■ **Problem to solve**: Scan the records below for the word "California". Copy each line where it appears.

────────────────

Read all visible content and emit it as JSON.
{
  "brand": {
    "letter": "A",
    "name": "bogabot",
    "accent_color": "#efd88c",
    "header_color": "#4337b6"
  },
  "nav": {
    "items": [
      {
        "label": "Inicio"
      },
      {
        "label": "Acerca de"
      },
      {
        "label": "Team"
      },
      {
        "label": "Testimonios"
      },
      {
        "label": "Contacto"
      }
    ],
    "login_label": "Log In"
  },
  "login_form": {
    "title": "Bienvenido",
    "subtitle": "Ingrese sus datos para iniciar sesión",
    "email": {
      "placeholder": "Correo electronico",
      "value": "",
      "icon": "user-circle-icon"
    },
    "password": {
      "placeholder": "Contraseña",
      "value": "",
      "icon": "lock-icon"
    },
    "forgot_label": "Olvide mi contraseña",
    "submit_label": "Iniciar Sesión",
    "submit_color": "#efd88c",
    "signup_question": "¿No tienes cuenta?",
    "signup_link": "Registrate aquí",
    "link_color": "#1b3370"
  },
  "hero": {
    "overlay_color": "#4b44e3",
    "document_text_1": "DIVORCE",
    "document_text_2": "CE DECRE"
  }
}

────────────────

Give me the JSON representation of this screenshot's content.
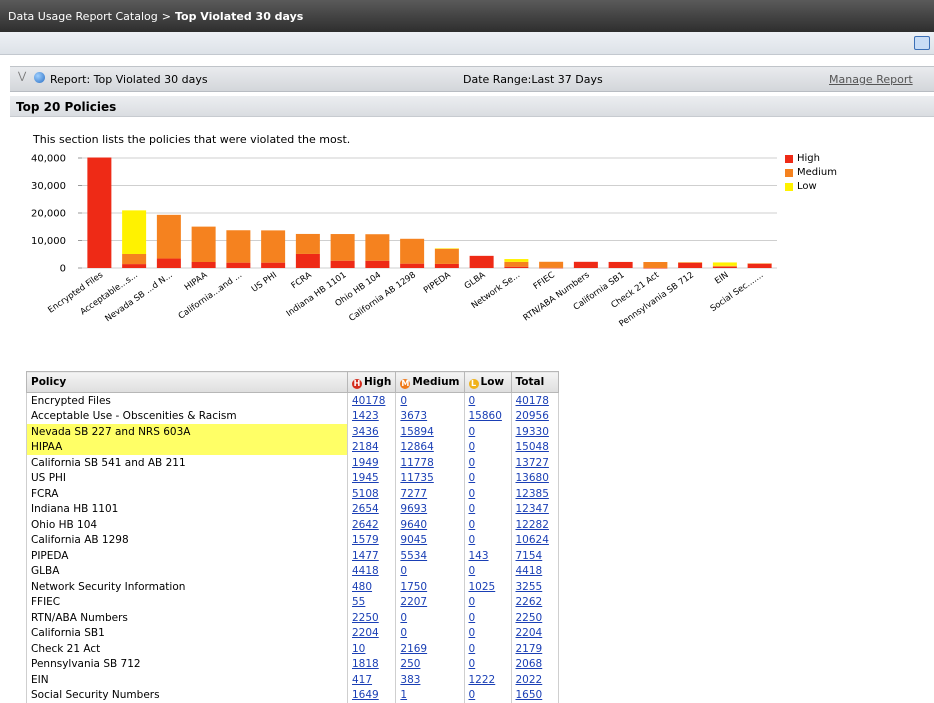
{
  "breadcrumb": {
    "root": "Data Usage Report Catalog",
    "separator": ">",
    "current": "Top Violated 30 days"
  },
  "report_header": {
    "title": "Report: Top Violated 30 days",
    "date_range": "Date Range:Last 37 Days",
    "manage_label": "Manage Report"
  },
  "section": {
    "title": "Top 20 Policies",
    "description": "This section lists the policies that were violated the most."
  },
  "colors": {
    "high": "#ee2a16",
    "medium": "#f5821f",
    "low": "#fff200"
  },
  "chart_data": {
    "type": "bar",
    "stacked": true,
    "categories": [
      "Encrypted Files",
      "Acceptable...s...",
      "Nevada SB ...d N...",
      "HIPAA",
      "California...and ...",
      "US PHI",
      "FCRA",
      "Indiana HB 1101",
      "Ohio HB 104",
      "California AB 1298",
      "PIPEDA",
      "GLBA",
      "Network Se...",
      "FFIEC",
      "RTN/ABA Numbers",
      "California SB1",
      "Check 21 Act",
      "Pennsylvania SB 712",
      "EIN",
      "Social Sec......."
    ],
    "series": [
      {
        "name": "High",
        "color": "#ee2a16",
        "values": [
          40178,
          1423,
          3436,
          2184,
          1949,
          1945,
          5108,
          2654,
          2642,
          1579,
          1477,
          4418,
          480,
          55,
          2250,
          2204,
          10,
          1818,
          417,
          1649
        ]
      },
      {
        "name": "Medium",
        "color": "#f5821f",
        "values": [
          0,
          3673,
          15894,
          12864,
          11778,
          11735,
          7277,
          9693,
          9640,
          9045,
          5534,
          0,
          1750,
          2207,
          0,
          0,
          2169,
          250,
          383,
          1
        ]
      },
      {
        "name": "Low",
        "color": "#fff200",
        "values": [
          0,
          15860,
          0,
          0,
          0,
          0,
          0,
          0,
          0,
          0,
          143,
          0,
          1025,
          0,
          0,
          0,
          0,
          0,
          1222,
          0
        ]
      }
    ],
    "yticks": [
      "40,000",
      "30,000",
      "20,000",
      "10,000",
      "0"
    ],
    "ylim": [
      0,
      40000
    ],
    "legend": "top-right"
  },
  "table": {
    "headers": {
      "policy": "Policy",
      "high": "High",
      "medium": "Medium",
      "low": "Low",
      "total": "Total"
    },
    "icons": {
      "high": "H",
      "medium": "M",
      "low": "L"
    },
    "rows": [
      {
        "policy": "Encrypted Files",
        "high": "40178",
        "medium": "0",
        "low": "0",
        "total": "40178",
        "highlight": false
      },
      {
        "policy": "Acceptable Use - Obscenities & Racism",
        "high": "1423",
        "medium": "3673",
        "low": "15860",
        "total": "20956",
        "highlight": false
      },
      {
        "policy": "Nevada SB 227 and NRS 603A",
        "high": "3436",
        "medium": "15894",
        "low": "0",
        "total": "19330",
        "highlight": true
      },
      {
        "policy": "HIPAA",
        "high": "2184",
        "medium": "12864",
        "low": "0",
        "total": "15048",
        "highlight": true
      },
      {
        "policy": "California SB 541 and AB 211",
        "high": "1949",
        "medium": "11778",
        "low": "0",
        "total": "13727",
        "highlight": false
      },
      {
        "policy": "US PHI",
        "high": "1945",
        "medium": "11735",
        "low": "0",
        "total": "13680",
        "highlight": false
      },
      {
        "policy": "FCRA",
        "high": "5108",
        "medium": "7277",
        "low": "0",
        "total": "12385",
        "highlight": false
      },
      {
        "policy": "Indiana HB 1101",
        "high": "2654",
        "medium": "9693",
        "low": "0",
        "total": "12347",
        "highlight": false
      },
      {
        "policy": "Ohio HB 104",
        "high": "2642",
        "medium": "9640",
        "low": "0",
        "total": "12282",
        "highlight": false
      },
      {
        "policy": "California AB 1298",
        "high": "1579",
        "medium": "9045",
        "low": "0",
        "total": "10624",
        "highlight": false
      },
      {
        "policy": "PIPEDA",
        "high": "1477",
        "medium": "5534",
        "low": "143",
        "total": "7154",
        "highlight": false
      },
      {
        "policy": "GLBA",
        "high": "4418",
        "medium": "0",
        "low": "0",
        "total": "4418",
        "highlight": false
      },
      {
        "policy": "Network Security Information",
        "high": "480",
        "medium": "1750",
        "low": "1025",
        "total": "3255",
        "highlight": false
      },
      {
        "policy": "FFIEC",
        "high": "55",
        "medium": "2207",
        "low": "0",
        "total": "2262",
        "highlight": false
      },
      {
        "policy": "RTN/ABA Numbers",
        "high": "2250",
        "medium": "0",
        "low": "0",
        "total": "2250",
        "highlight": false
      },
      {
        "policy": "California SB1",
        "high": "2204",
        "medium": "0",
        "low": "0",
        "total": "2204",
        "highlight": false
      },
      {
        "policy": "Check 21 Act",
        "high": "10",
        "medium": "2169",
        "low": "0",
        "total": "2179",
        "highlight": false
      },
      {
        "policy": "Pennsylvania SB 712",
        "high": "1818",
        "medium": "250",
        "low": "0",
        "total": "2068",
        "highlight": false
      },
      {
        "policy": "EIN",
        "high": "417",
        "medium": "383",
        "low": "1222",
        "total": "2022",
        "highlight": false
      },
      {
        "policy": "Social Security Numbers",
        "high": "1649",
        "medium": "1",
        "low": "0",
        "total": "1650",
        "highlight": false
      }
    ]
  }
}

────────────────

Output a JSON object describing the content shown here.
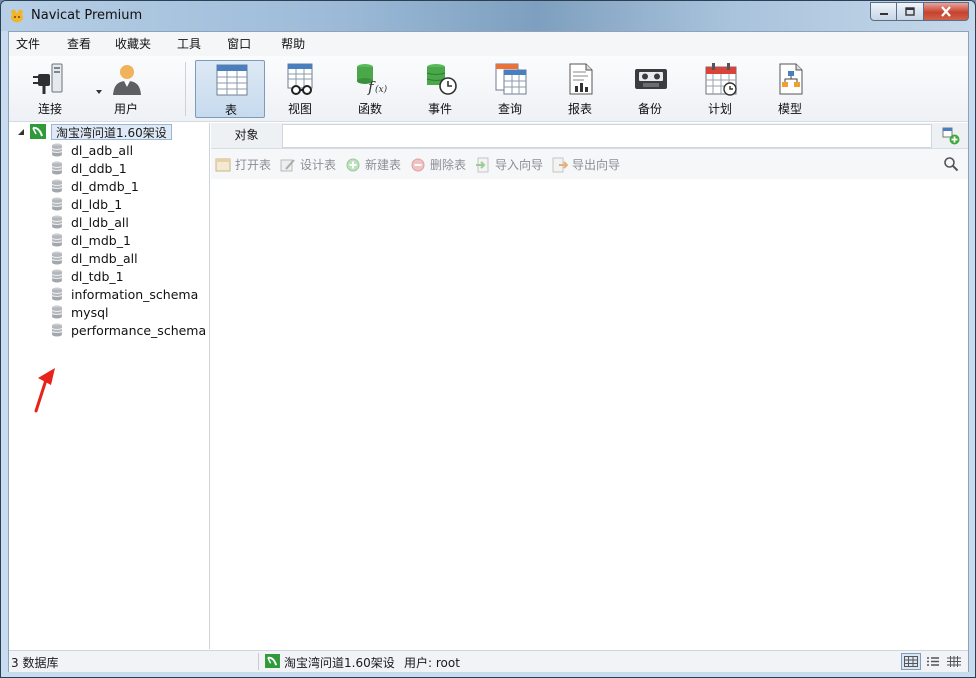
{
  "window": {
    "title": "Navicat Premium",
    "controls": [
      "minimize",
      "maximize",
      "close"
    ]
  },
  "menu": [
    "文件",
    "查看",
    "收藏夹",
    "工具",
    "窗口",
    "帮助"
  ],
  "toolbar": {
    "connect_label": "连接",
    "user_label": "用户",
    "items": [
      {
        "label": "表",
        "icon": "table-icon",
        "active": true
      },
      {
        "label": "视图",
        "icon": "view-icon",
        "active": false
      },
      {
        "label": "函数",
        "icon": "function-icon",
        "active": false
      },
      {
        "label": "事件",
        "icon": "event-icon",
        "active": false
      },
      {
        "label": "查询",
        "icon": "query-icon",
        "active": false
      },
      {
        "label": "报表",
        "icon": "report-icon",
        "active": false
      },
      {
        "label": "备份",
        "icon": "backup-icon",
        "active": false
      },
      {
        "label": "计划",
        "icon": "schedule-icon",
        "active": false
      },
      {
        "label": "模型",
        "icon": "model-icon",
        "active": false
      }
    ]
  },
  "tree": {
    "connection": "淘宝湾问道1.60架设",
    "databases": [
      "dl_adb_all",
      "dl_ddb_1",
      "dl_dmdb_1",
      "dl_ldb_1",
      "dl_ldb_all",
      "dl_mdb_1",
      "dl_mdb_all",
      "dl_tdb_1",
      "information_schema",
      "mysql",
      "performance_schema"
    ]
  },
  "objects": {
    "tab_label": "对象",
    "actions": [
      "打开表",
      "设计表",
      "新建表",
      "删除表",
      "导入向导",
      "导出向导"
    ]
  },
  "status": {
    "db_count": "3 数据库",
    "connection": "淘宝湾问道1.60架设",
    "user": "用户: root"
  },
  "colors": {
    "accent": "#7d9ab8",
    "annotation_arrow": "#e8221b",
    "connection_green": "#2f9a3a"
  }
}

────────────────

■ **Your solution**:
      "California...and ...",
      "California AB 1298",
      "California SB1",
        "policy": "California SB 541 and AB 211",
        "policy": "California AB 1298",
        "policy": "California SB1",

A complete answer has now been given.